truth. You write "usa has already declared over a decade ago that they will attack iran". Can you show us all this declaration that US will attack Iran. I would be very interested to see this "war declaration". For the rest of you, wait and see how much we can trust "truth's" comments in the future....
Sloggy
truth. You write "usa has already declared over a decade ago that they will attack iran". Can you show us all this declaration that US will attack Iran. I would be very interested to see this "war declaration". For the rest of you, wait and see how much we can trust "truth's" comments in the future....
Sloggy
all you bashing iran are dumb iran has not attacked any nation as for the nuclear program they are perfectly justified usa has already declared over a decade ago that they will attack iran the only way for iran to ensure there is not attack is with a nuclear deterrent which cannot threaten usa or is...
truth
If two old Trucks loaded with whatever one wants to lable it , constitute a dangreous move against USA security and its poodles Yezrail ,say good by to both of them ...
Esfandyar
Iran says one thing and does completely different things, such as this. Look at this! Do they think, any one in this Earth believes them? Because I don't. Iran is buying time, with so called "supertalks".
supertalks
@ Esfandyar You sure you have taken your medicine today? You know the one against idiocy!
migo
They can not be trusted, Turkey should take the lead and hit IRAN first and hard
Raffi
RICH Yes it is just history repeating itself. How many times in history has Iran lied? Not the first time and won't be the last. Turkey should be smarter about Iran after such a long history.
Me
Article just proves that Iran and its rulers can not be trusted.
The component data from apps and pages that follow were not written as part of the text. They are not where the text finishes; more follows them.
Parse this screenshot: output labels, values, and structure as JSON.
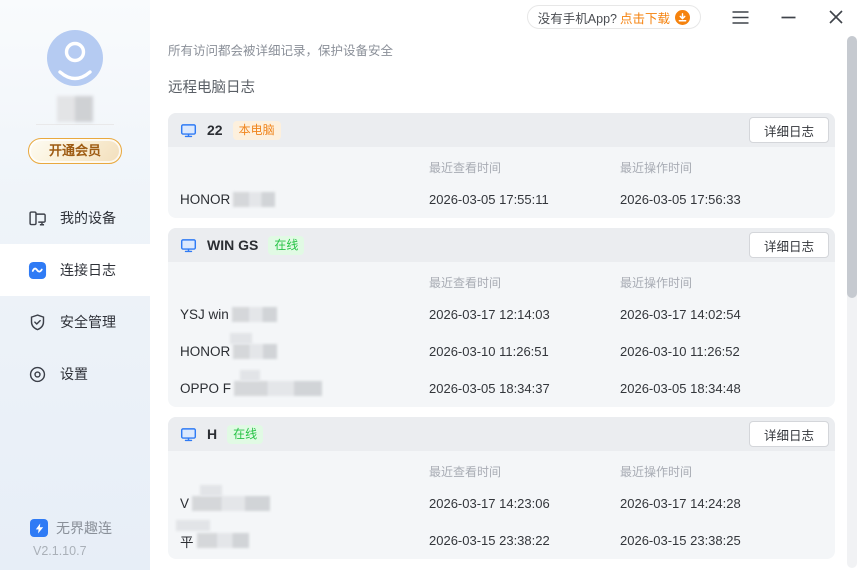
{
  "titlebar": {
    "download_prompt": "没有手机App?",
    "download_action": "点击下载"
  },
  "sidebar": {
    "vip_button": "开通会员",
    "menu": [
      {
        "label": "我的设备"
      },
      {
        "label": "连接日志"
      },
      {
        "label": "安全管理"
      },
      {
        "label": "设置"
      }
    ],
    "brand": {
      "name": "无界趣连",
      "version": "V2.1.10.7"
    }
  },
  "main": {
    "note": "所有访问都会被详细记录，保护设备安全",
    "section_title": "远程电脑日志",
    "columns": {
      "viewed": "最近查看时间",
      "operated": "最近操作时间"
    },
    "detail_button": "详细日志",
    "devices": [
      {
        "name": "22",
        "badge": "本电脑",
        "rows": [
          {
            "visitor": "HONOR",
            "viewed": "2026-03-05 17:55:11",
            "operated": "2026-03-05 17:56:33"
          }
        ]
      },
      {
        "name": "WIN GS",
        "badge": "在线",
        "rows": [
          {
            "visitor": "YSJ win",
            "viewed": "2026-03-17 12:14:03",
            "operated": "2026-03-17 14:02:54"
          },
          {
            "visitor": "HONOR",
            "viewed": "2026-03-10 11:26:51",
            "operated": "2026-03-10 11:26:52"
          },
          {
            "visitor": "OPPO F",
            "viewed": "2026-03-05 18:34:37",
            "operated": "2026-03-05 18:34:48"
          }
        ]
      },
      {
        "name": "H",
        "badge": "在线",
        "rows": [
          {
            "visitor": "V",
            "viewed": "2026-03-17 14:23:06",
            "operated": "2026-03-17 14:24:28"
          },
          {
            "visitor": "平",
            "viewed": "2026-03-15 23:38:22",
            "operated": "2026-03-15 23:38:25"
          }
        ]
      }
    ]
  },
  "colors": {
    "accent_blue": "#2f7bf5",
    "accent_orange": "#f5820d",
    "online_green": "#27c346",
    "card_header": "#ebedf0",
    "card_body": "#f4f6f8"
  }
}
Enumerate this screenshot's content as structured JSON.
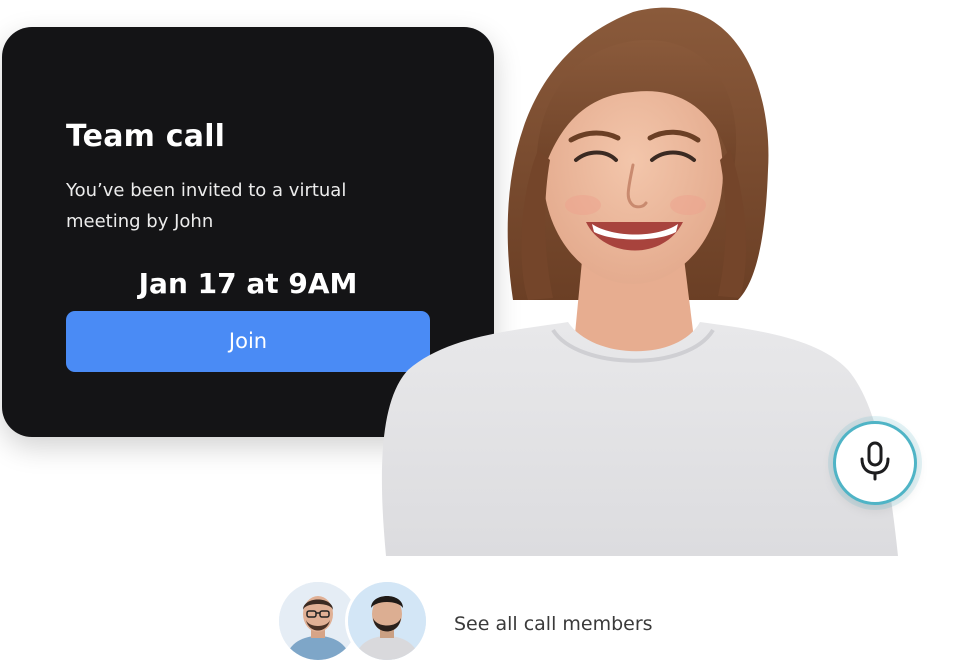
{
  "invite": {
    "title": "Team call",
    "description": "You’ve been invited to a virtual meeting by John",
    "datetime": "Jan 17 at 9AM",
    "join_label": "Join"
  },
  "participant": {
    "photo_icon": "smiling-woman-photo"
  },
  "controls": {
    "mic_icon": "microphone-icon",
    "accent_color": "#4fb4c6"
  },
  "members": {
    "avatars": [
      "man-with-glasses-avatar",
      "man-with-beard-avatar"
    ],
    "link_label": "See all call members"
  },
  "colors": {
    "card_background": "#141416",
    "join_button": "#4a8bf5"
  }
}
So much for the idea that if Iran says that its nuclear program is for peacful purpose that it is telling the truth.
rich
The hard Working horse of Israel ,Yes indeed ...
Esfandyar
Click here to read all user comments
DIPLOMACY  Other Titles
US warns against damage to ties over recurring media claims
Chief ombudsman laments low implementation of KDK recommendations
KRG's Barzani visits Ankara for talks with Erdoğan
Villagers file suit against ministry over stray bullets from Syria
Chinese deputy foreign minister in Ankara for inter-delegation meeting
Turkey says deeply concerned over events in Ukraine
‘Turkey will not remain silent over 'genocide resolution' if adopted’
Russia welcomes Turkey's assurances on observance of Montreux terms
Poland: NATO should send troops to east Europe, ignore Russia's objections
US looks to Turkey to uphold checks and balances
Dubai may be a hub for Turkey and Iran's illicit transactions
US House Speaker meets senior Turkish officials in Ankara
EU Minister Çavuşoğlu says Füle's comments on Turkey ‘balanced'
US Ambassador Ricciardone has talks with AK Party officials
Turkey's honorary consuls meet to discuss foreign policy
Iran to build cultural center in the heart of İstanbul
Loğoğlu: No Turkish institution in US works against Turkey
Erdoğan will further polarize Turkey as presidential election approaches
European Union concerned about rule of law in Turkey
Turkey seeks to restore dialogue with Serbia with FM's visit
Turkish Rights groups slam Egypt over execution ruling
Turkey to boost relations with Afghanistan, backing stability in post-election era
Erdoğan's political ambitions clash with Turkey's long-term interests
Critics say Turkey no longer state with rule of law with MİT bill
Turkey might export domestic political tension to diaspora
...
Bloggers